* Required action *
Could the data underneath be repeated exactly, in full?

(Stored dataset items)
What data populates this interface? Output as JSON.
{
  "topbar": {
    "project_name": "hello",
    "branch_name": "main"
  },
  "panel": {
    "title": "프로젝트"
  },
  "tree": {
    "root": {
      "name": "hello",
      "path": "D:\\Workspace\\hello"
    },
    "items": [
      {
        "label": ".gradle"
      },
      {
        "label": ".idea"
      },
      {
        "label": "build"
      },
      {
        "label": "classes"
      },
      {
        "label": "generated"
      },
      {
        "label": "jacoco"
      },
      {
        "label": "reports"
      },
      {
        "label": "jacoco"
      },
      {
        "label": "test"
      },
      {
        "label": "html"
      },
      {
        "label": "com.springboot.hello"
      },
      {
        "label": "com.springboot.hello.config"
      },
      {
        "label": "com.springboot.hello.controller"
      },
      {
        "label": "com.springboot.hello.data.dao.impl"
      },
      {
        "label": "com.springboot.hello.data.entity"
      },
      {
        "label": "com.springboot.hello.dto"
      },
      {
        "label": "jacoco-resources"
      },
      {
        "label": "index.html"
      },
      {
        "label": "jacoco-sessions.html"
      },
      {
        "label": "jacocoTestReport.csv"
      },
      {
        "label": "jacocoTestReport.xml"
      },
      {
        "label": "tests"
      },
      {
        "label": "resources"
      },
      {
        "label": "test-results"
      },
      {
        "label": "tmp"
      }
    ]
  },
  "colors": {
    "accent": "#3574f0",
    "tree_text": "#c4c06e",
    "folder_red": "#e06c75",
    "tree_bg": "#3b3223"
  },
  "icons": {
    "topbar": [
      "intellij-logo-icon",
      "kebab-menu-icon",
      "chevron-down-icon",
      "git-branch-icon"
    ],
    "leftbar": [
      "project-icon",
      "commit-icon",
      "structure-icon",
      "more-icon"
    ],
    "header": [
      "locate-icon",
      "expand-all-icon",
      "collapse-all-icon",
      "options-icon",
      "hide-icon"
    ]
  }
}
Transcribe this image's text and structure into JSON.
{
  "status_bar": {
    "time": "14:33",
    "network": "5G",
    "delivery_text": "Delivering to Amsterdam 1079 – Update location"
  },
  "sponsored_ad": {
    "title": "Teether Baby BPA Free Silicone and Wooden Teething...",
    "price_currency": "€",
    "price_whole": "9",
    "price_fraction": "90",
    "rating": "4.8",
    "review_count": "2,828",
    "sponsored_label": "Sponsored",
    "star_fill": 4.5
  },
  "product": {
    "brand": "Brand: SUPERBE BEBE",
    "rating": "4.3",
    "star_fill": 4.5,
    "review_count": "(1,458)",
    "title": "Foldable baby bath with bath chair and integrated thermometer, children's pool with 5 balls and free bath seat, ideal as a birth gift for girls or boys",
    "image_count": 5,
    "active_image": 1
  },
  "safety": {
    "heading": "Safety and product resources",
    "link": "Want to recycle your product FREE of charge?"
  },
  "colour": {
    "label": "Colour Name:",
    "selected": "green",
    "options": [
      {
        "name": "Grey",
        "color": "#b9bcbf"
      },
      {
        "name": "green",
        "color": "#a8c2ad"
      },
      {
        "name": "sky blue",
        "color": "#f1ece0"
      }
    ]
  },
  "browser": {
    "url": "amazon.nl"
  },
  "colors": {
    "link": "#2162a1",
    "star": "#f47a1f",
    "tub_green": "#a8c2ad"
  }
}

* Exercise answer *
What data populates this interface? Output as JSON.
{
  "topbar": {
    "project_name": "hello",
    "branch_name": "main"
  },
  "panel": {
    "title": "프로젝트"
  },
  "tree": {
    "root": {
      "name": "hello",
      "path": "D:\\Workspace\\hello"
    },
    "items": [
      {
        "label": ".gradle"
      },
      {
        "label": ".idea"
      },
      {
        "label": "build"
      },
      {
        "label": "classes"
      },
      {
        "label": "generated"
      },
      {
        "label": "jacoco"
      },
      {
        "label": "reports"
      },
      {
        "label": "jacoco"
      },
      {
        "label": "test"
      },
      {
        "label": "html"
      },
      {
        "label": "com.springboot.hello"
      },
      {
        "label": "com.springboot.hello.config"
      },
      {
        "label": "com.springboot.hello.controller"
      },
      {
        "label": "com.springboot.hello.data.dao.impl"
      },
      {
        "label": "com.springboot.hello.data.entity"
      },
      {
        "label": "com.springboot.hello.dto"
      },
      {
        "label": "jacoco-resources"
      },
      {
        "label": "index.html"
      },
      {
        "label": "jacoco-sessions.html"
      },
      {
        "label": "jacocoTestReport.csv"
      },
      {
        "label": "jacocoTestReport.xml"
      },
      {
        "label": "tests"
      },
      {
        "label": "resources"
      },
      {
        "label": "test-results"
      },
      {
        "label": "tmp"
      }
    ]
  },
  "colors": {
    "accent": "#3574f0",
    "tree_text": "#c4c06e",
    "folder_red": "#e06c75",
    "tree_bg": "#3b3223"
  },
  "icons": {
    "topbar": [
      "intellij-logo-icon",
      "kebab-menu-icon",
      "chevron-down-icon",
      "git-branch-icon"
    ],
    "leftbar": [
      "project-icon",
      "commit-icon",
      "structure-icon",
      "more-icon"
    ],
    "header": [
      "locate-icon",
      "expand-all-icon",
      "collapse-all-icon",
      "options-icon",
      "hide-icon"
    ]
  }
}
Transcribe this image's text and structure into JSON.
{
  "status_bar": {
    "time": "14:33",
    "network": "5G",
    "delivery_text": "Delivering to Amsterdam 1079 – Update location"
  },
  "sponsored_ad": {
    "title": "Teether Baby BPA Free Silicone and Wooden Teething...",
    "price_currency": "€",
    "price_whole": "9",
    "price_fraction": "90",
    "rating": "4.8",
    "review_count": "2,828",
    "sponsored_label": "Sponsored",
    "star_fill": 4.5
  },
  "product": {
    "brand": "Brand: SUPERBE BEBE",
    "rating": "4.3",
    "star_fill": 4.5,
    "review_count": "(1,458)",
    "title": "Foldable baby bath with bath chair and integrated thermometer, children's pool with 5 balls and free bath seat, ideal as a birth gift for girls or boys",
    "image_count": 5,
    "active_image": 1
  },
  "safety": {
    "heading": "Safety and product resources",
    "link": "Want to recycle your product FREE of charge?"
  },
  "colour": {
    "label": "Colour Name:",
    "selected": "green",
    "options": [
      {
        "name": "Grey",
        "color": "#b9bcbf"
      },
      {
        "name": "green",
        "color": "#a8c2ad"
      },
      {
        "name": "sky blue",
        "color": "#f1ece0"
      }
    ]
  },
  "browser": {
    "url": "amazon.nl"
  },
  "colors": {
    "link": "#2162a1",
    "star": "#f47a1f",
    "tub_green": "#a8c2ad"
  }
}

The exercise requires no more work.